In the Senate Gallery, the section above the floor of the United States Senate, there was a raucous, involuntary roar as the vote was read confirming Loretta Lynch as the 83rd Attorney General for the United States and the first Black woman to be named to the post. Forgetting proper chamber decorum, the anxious crowd could not contain their enthusiasm. As the crowds spilled out into the hallways when the vote was over, there was a continued clamor in the halls of the Senate to celebrate Loretta Lynch’s confirmation, but also that she surpassed the slim margin that would have made history as the lowest possible confirmation vote for an Attorney General nominee with 51 votes.
The celebrations continued through the halls and onto the steps of the Capitol. Smiles, laughter and joy cut through the cold wind. And while we should be celebrating this moment, we should also be reminded that the battle may be won, but the war is not over.
As I sat in the office of Texas Senator John Cornyn in the days leading up to the vote, I was reminded how far we have to go, not only as a nation as a whole, but also as individual states which make up that nation. A photo of all of the Senators representing the State of Texas showed no racial minorities, apart from Senator Ted Cruz, who, though ethnically is half-Cuban, is racially still considered White. Yet the state struggles with voter laws that have not only been found to be disenfranchising, but down right discriminatory. When the Chief Counsel of the Committee on the Judiciary, a committee overseen by Senator Cornyn, was asked if the Senator would make voting rights a priority and take on the responsibility that the Supreme Court placed on Congress in the Shelby v. Holder decision of 2013, the answer was, “probably not.” And why should we expect that he would want to cede his power to us or to any voter that won’t vote for him, even if it is the right thing to do?
This is an image of the war we are in. We are charged with taking the power away from those people who believe that they will never have to give it up, but only wield it every so often on behalf of the “poor people” who need “help.” This is not only the importance of our fight; it’s the relevance of our vote. We must be called to action to take what could and should be open to everyone, so that there are no spaces when we are making history as “the first” in areas where others have been “the only” for decades or centuries.
Just as we were celebrating the historical achievement of the first Black woman being named to the highest law enforcement position in the nation, less than 40 miles away in Baltimore, people are fighting for justice for yet another unarmed Black person killed by the police. Another image of the war we are in. While we struggle to be the first Black fill-in-the-blank, we are also struggling to be the last Black hashtag killed at the hands of police or other types of law enforcement who are seemingly at war with us – not just evident through the seemingly unending killings, but also through their militarization and belief that they need military grade weapons to protect and serve. This war is not just a war of ideals. It is a war where people are killed, nearly every day. Loretta Lynch will deal with these two issues in her new post, but we are charged to deal with the struggles in our own communities. Whether we are talking about jobs, education, housing, health care, immigration, the environment and so much more, we must remember, these are also areas of battle.
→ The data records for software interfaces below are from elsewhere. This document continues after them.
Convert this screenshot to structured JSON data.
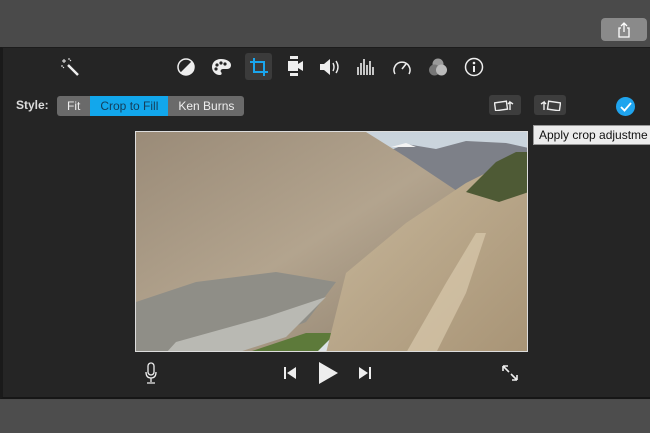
{
  "toolbar": {
    "icons": [
      "magic-wand-icon",
      "color-balance-icon",
      "color-correction-icon",
      "crop-icon",
      "stabilization-icon",
      "volume-icon",
      "equalizer-icon",
      "speed-icon",
      "clip-filter-icon",
      "info-icon"
    ],
    "selected": "crop-icon"
  },
  "style": {
    "label": "Style:",
    "options": [
      "Fit",
      "Crop to Fill",
      "Ken Burns"
    ],
    "selected": "Crop to Fill"
  },
  "tooltip": "Apply crop adjustme",
  "colors": {
    "accent": "#12a7ec",
    "panel": "#252525"
  }
}
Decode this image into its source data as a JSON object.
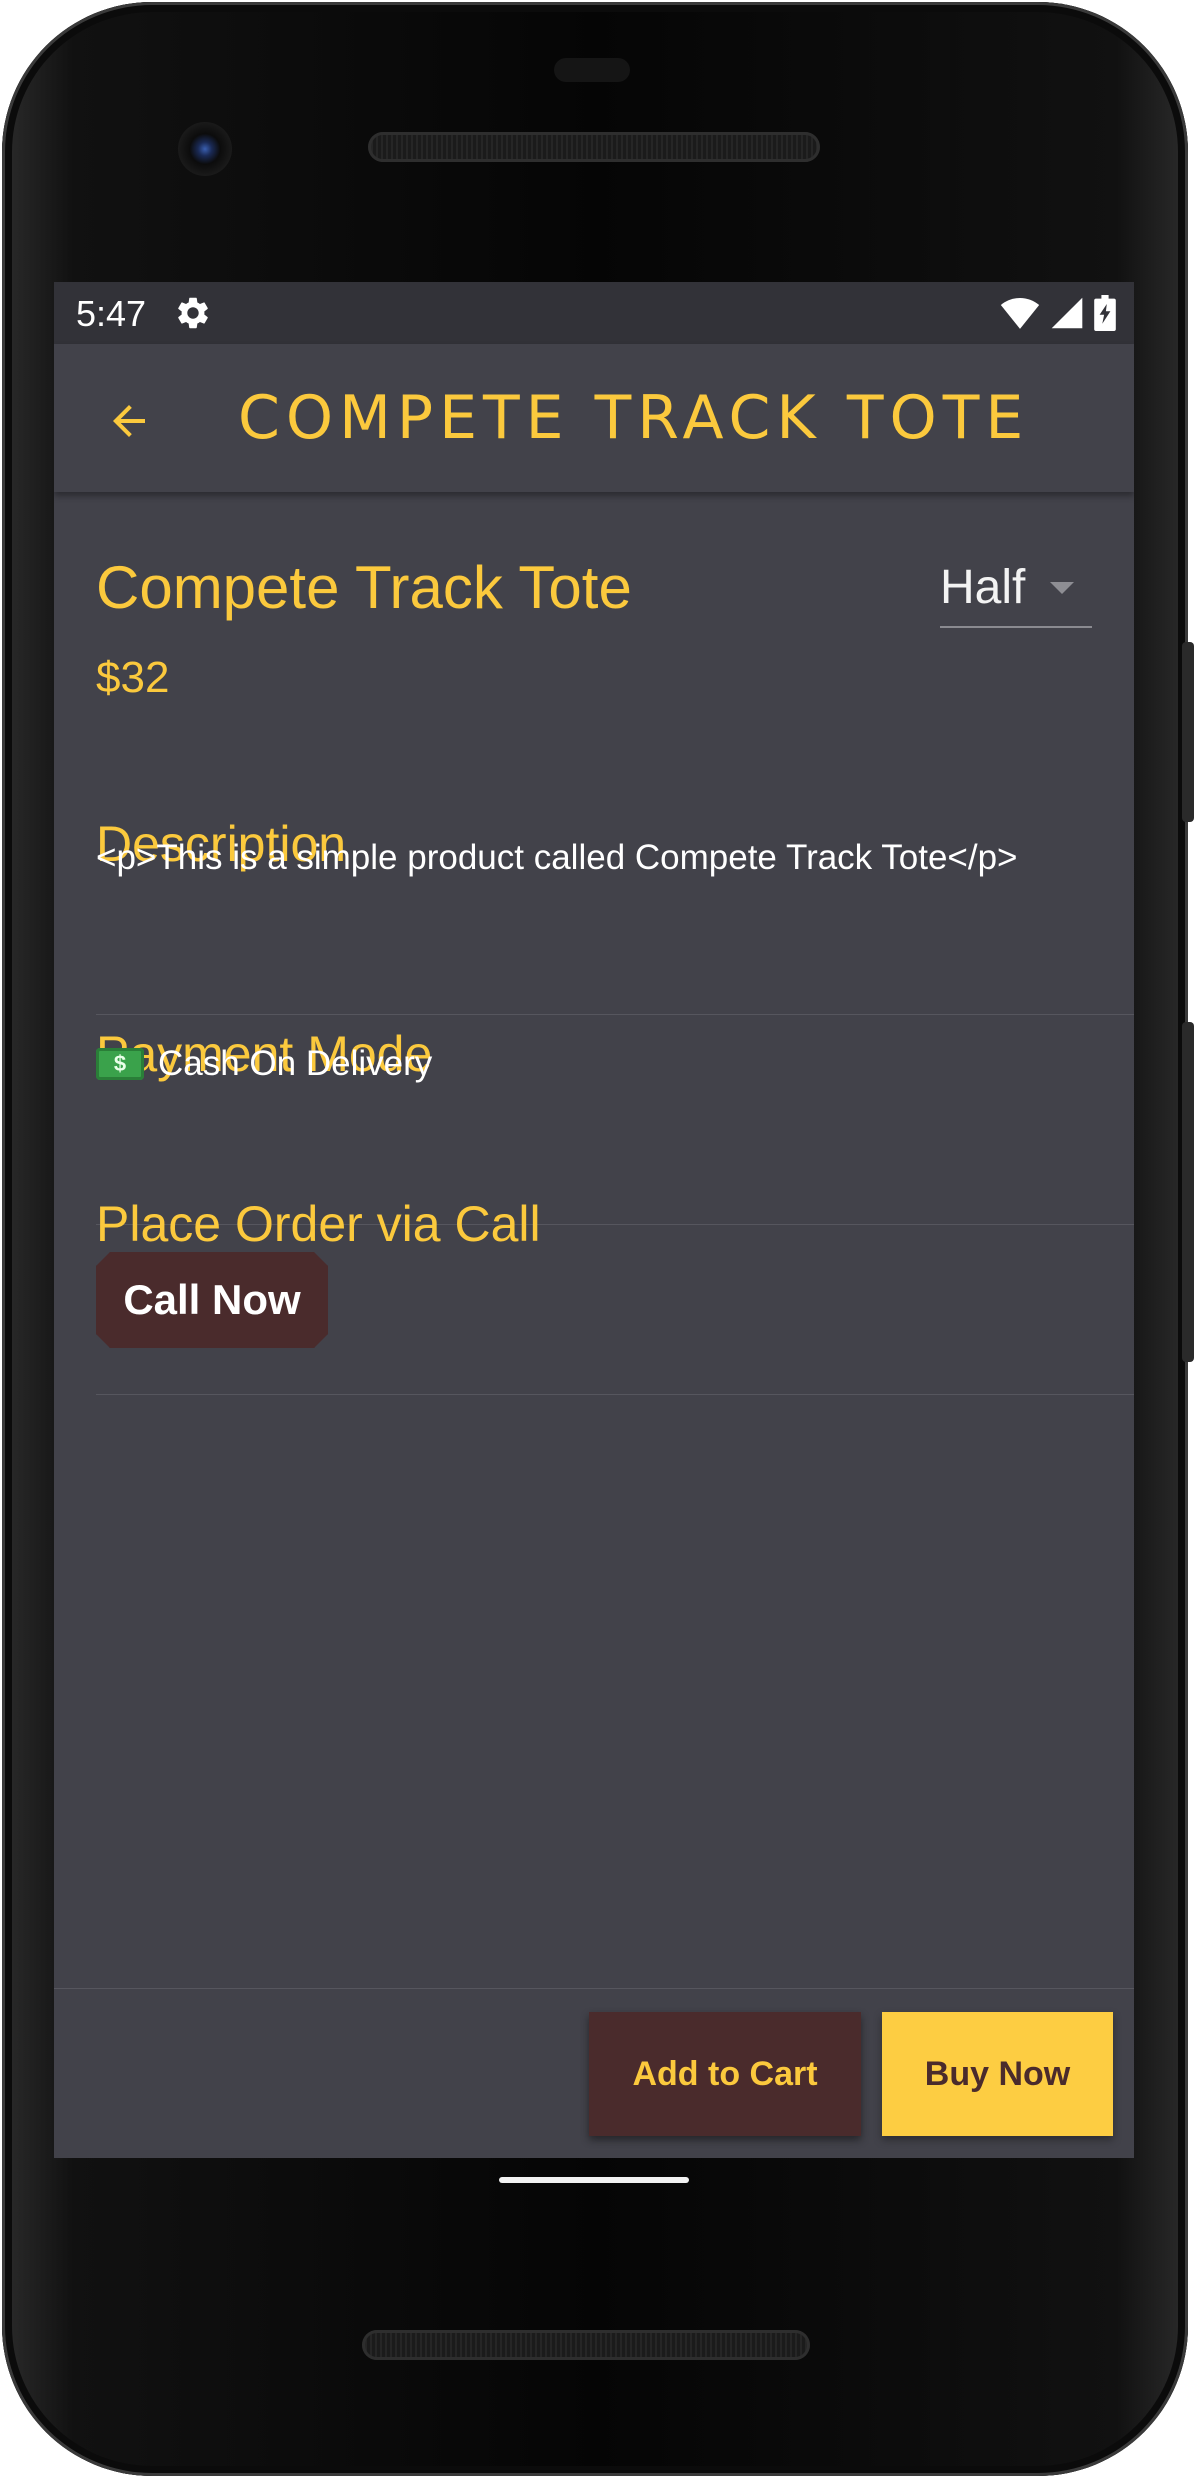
{
  "status_bar": {
    "time": "5:47",
    "icons": [
      "settings-gear-icon",
      "wifi-icon",
      "cell-signal-icon",
      "battery-charging-icon"
    ]
  },
  "app_bar": {
    "title": "COMPETE TRACK TOTE",
    "back_icon": "arrow-back-icon"
  },
  "product": {
    "name": "Compete Track Tote",
    "price": "$32",
    "variant": {
      "selected": "Half"
    }
  },
  "description": {
    "heading": "Description",
    "text": "<p>This is a simple product called Compete Track Tote</p>"
  },
  "payment": {
    "heading": "Payment Mode",
    "icon": "cash-money-icon",
    "mode": "Cash On Delivery"
  },
  "call_order": {
    "heading": "Place Order via Call",
    "button_label": "Call Now"
  },
  "actions": {
    "add_to_cart_label": "Add to Cart",
    "buy_now_label": "Buy Now"
  },
  "colors": {
    "accent": "#fbc93d",
    "background": "#42424a",
    "status_bar": "#323238",
    "secondary_button": "#4a2b2c",
    "primary_button": "#fdcd42"
  }
}
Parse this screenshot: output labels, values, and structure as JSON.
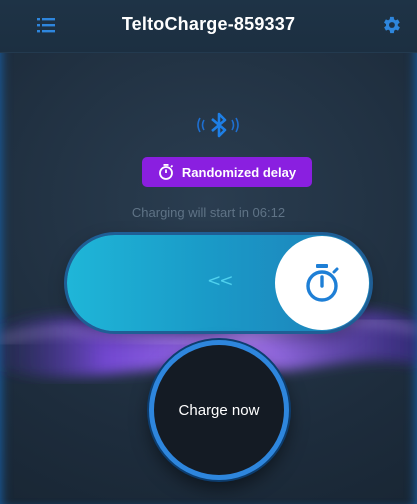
{
  "header": {
    "title": "TeltoCharge-859337",
    "menu_icon": "list-menu-icon",
    "settings_icon": "gear-icon"
  },
  "connection": {
    "icon": "bluetooth-icon"
  },
  "mode_badge": {
    "icon": "stopwatch-icon",
    "label": "Randomized delay"
  },
  "status": {
    "text": "Charging will start in 06:12"
  },
  "slider": {
    "arrows": "<<",
    "knob_icon": "stopwatch-icon"
  },
  "charge_button": {
    "label": "Charge now"
  },
  "colors": {
    "accent": "#2e86dd",
    "badge": "#8a1fe0",
    "slider_start": "#1fb6d8",
    "slider_end": "#1e7fb9"
  }
}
We cannot forget that we are in a war and the span of that war is comprised of smaller battlefields. Winning on one battlefield is far from winning the war. Not only are we limited to being at war with our issues, we are a nation at war with ourselves, with our history, with our rights, with our ideologies, with our protections, with our deliverance of justice. Yes, we may have won the battle of getting a highly qualified Black woman who deserved a much higher vote than she got into the history books, but we must never forget that the opposition to our dreams is really not the people who are on the other side of the battlefield. No, the opposition to the fulfillment of our dreams is us – when we allow ourselves to think that each of these victories, no matter how good they feel, signal that the war is over. The second you put down your weapon and forget that you are still on the battlefield, your enemy will deliver his blow. So let’s celebrate for a moment, but never forget: this battle may be over, but the war continues on.
Janaye Ingram is the National Executive Director of National Action Network (NAN) and oversees NAN’s action agenda and legislative advocacy work under Founder and President, Rev. Al Sharpton. In this role, Ingram focuses on issues such as education, criminal justice, housing, technology, economic development and healthcare, among others.